▶ [TASK DETAILS]
What lines of the data below hold the string "JSON"? Copy each one.

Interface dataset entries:

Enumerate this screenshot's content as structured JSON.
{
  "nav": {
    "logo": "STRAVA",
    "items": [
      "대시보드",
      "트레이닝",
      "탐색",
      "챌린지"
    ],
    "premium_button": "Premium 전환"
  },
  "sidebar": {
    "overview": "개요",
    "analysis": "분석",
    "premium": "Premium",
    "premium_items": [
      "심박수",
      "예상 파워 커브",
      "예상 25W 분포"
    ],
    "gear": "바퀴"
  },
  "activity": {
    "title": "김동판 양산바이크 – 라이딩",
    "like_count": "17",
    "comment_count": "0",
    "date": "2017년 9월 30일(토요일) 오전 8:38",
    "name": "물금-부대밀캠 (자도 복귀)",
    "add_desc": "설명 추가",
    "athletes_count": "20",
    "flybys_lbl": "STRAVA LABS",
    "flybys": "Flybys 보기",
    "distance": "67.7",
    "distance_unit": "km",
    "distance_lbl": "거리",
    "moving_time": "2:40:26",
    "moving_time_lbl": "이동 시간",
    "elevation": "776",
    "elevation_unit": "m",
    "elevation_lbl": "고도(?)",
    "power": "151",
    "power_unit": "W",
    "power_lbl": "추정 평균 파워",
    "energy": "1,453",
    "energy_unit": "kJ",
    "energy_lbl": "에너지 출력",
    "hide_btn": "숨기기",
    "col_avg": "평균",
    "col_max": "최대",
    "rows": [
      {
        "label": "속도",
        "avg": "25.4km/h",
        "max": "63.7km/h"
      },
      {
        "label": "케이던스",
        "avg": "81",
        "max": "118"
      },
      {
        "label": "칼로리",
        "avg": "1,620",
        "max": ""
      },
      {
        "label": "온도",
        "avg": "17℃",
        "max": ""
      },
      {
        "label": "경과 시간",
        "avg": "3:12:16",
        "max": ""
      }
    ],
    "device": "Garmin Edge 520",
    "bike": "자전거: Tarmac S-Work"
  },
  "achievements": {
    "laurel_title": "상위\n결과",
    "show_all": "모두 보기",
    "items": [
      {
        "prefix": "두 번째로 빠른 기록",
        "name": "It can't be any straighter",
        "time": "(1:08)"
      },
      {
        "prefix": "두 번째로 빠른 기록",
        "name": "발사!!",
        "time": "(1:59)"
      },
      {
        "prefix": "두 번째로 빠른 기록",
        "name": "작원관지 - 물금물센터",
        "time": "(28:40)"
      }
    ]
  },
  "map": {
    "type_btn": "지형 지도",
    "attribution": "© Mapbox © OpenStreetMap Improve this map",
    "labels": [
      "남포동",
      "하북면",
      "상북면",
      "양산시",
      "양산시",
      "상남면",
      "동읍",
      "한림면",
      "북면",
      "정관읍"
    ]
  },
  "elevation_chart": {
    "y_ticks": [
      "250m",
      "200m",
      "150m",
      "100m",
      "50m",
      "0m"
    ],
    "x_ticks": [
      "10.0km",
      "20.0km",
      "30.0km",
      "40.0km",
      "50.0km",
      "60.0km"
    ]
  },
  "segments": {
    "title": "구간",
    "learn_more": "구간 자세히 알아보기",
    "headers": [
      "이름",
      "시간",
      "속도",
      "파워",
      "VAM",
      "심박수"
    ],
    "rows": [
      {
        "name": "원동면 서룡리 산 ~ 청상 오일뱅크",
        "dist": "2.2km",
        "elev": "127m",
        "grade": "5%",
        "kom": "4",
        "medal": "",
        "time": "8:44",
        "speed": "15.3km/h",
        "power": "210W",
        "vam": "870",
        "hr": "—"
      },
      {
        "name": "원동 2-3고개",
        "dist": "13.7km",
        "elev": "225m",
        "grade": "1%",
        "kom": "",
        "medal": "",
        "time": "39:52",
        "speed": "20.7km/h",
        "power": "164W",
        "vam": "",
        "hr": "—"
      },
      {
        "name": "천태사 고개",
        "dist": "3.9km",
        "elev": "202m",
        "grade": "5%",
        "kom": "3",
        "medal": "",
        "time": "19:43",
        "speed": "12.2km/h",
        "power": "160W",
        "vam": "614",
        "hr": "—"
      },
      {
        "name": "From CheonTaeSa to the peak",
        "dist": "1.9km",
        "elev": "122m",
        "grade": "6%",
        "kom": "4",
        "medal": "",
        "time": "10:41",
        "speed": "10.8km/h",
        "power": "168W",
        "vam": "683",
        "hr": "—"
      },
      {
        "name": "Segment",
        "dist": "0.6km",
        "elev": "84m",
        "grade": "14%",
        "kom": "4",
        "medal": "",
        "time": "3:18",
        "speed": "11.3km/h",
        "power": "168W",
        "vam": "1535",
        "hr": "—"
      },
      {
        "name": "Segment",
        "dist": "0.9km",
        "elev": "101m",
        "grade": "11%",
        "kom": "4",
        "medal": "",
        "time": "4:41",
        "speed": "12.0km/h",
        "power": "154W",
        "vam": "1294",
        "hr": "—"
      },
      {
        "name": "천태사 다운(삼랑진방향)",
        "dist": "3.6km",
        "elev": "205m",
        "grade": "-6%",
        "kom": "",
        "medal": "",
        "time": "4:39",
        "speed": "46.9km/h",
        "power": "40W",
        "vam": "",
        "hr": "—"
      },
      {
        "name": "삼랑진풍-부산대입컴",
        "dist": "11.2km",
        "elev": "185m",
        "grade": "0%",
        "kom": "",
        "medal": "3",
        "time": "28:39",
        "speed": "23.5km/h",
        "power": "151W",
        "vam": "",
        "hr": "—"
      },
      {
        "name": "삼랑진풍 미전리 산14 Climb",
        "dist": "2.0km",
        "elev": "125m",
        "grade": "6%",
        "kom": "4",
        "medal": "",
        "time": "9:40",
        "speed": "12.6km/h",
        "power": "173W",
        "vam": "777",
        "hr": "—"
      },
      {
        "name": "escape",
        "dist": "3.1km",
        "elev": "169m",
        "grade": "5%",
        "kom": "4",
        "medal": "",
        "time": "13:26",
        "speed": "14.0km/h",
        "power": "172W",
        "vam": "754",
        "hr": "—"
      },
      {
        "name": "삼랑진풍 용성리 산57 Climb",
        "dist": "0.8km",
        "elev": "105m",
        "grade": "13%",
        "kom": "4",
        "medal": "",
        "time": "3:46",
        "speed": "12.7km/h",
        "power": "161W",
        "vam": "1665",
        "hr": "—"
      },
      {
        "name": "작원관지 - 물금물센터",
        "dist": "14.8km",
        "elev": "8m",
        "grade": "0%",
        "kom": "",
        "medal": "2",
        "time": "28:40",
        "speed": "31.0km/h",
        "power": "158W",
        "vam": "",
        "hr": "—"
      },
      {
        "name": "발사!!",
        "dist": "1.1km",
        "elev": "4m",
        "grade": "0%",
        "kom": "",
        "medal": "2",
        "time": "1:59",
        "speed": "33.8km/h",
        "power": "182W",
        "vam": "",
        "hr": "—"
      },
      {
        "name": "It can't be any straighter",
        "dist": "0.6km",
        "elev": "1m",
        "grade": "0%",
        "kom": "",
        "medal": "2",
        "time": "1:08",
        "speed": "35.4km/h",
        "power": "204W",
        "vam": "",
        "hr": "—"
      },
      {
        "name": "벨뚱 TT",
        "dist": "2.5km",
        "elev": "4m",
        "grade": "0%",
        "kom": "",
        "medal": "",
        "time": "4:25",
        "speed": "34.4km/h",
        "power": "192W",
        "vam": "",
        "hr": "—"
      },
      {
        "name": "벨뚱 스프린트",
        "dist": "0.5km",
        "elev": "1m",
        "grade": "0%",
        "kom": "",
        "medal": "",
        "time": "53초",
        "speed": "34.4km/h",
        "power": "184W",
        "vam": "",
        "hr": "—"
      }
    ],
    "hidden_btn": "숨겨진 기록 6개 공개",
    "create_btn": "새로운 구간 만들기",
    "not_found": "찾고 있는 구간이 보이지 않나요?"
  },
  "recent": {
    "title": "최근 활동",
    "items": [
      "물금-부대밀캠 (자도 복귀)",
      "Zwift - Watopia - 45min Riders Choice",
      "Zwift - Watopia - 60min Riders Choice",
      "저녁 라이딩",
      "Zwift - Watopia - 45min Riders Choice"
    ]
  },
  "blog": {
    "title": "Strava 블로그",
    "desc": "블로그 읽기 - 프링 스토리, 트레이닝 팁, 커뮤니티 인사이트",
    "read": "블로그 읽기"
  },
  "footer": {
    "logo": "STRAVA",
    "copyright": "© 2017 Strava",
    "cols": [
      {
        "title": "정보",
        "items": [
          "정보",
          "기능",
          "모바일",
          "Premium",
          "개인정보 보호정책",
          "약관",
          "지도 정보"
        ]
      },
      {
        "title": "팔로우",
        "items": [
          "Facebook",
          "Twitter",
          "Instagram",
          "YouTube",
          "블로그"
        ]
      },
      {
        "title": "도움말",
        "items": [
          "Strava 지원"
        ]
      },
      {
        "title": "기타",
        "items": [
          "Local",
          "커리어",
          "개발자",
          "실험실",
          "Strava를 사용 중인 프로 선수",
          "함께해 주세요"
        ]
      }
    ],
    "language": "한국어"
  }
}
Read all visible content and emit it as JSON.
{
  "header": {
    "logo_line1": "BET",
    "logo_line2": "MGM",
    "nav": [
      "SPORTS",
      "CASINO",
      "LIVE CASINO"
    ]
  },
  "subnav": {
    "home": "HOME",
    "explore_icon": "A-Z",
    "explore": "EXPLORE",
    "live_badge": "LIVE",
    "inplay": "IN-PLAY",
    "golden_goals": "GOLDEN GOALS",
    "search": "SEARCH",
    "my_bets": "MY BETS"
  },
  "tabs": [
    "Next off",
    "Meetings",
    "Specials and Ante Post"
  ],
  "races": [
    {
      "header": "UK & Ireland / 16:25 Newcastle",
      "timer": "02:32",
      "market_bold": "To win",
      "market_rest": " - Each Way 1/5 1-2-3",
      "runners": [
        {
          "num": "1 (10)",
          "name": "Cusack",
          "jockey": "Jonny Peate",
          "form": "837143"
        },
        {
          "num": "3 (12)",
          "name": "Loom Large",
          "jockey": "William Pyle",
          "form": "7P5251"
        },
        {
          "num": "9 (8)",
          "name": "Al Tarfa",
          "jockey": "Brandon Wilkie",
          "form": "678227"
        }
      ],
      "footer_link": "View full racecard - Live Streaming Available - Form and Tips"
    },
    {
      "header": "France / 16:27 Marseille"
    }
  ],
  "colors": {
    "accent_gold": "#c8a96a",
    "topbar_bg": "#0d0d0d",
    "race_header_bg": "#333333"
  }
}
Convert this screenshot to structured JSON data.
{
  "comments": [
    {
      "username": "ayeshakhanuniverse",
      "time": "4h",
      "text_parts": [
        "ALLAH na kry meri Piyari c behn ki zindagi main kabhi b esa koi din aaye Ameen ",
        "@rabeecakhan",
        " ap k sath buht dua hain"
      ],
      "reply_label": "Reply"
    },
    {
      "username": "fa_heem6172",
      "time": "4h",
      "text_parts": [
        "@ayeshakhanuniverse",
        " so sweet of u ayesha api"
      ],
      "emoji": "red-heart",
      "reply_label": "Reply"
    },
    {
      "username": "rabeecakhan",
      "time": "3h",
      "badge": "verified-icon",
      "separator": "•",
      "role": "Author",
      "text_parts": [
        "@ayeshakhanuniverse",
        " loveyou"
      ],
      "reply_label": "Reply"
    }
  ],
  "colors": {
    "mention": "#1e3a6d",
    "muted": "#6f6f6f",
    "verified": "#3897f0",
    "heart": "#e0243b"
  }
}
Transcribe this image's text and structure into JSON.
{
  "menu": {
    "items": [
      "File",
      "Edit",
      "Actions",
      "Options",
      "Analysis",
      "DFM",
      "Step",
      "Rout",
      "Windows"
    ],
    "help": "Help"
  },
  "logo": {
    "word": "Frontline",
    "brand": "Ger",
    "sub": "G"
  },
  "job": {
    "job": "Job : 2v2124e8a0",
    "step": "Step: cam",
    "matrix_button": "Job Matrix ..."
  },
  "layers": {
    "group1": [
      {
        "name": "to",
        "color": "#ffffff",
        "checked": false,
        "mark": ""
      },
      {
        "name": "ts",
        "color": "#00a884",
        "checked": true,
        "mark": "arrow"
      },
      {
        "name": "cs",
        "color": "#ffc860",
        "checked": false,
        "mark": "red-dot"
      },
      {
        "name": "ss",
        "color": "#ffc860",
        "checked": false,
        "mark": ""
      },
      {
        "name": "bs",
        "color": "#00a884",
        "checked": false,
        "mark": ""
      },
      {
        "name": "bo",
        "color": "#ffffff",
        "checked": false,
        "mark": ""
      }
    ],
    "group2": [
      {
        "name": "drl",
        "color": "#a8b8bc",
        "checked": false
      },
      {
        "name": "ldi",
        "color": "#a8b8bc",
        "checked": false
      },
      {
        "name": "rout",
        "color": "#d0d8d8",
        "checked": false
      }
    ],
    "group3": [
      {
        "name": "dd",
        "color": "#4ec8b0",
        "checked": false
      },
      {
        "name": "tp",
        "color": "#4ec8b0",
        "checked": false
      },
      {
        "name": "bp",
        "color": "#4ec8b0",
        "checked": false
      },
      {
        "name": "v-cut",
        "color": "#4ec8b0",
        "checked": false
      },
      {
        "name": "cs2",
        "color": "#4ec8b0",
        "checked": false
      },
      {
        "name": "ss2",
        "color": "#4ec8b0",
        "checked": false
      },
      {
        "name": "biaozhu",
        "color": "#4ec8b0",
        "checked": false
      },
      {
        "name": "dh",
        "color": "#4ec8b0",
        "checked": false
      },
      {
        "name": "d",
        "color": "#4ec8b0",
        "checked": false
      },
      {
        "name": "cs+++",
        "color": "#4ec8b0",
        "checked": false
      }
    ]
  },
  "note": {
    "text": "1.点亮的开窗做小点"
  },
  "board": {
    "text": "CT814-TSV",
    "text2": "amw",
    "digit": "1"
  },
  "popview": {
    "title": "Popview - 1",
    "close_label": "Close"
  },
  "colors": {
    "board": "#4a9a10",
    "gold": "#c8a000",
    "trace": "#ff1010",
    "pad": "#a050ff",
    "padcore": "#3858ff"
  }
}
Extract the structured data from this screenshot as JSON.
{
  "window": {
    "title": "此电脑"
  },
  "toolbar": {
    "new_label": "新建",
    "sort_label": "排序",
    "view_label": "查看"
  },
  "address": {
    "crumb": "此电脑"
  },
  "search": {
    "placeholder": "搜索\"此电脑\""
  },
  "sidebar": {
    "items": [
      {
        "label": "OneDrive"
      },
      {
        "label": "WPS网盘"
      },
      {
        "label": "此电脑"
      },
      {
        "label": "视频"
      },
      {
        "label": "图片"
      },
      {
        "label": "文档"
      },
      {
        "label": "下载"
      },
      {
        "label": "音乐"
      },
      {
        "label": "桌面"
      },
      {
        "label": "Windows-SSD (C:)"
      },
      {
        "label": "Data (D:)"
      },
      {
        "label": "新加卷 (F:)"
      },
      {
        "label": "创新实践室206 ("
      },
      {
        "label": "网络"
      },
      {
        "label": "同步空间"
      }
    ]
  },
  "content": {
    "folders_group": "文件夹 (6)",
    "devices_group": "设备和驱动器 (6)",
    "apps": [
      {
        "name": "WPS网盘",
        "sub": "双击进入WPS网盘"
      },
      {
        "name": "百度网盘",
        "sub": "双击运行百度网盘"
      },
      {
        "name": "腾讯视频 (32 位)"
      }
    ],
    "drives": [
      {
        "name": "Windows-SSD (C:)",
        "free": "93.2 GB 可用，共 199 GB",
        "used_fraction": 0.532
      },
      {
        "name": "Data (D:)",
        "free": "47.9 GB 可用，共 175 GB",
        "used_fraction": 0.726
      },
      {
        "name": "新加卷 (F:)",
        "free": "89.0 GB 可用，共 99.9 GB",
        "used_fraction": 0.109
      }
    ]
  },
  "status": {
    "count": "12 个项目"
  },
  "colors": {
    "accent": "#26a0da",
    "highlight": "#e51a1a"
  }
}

▶ [YOUR SOLUTION]
Enumerate this screenshot's content as structured JSON.
Read all visible content and emit it as JSON.
Convert this screenshot to structured JSON data.
Transcribe this image's text and structure into JSON.
Extract the structured data from this screenshot as JSON.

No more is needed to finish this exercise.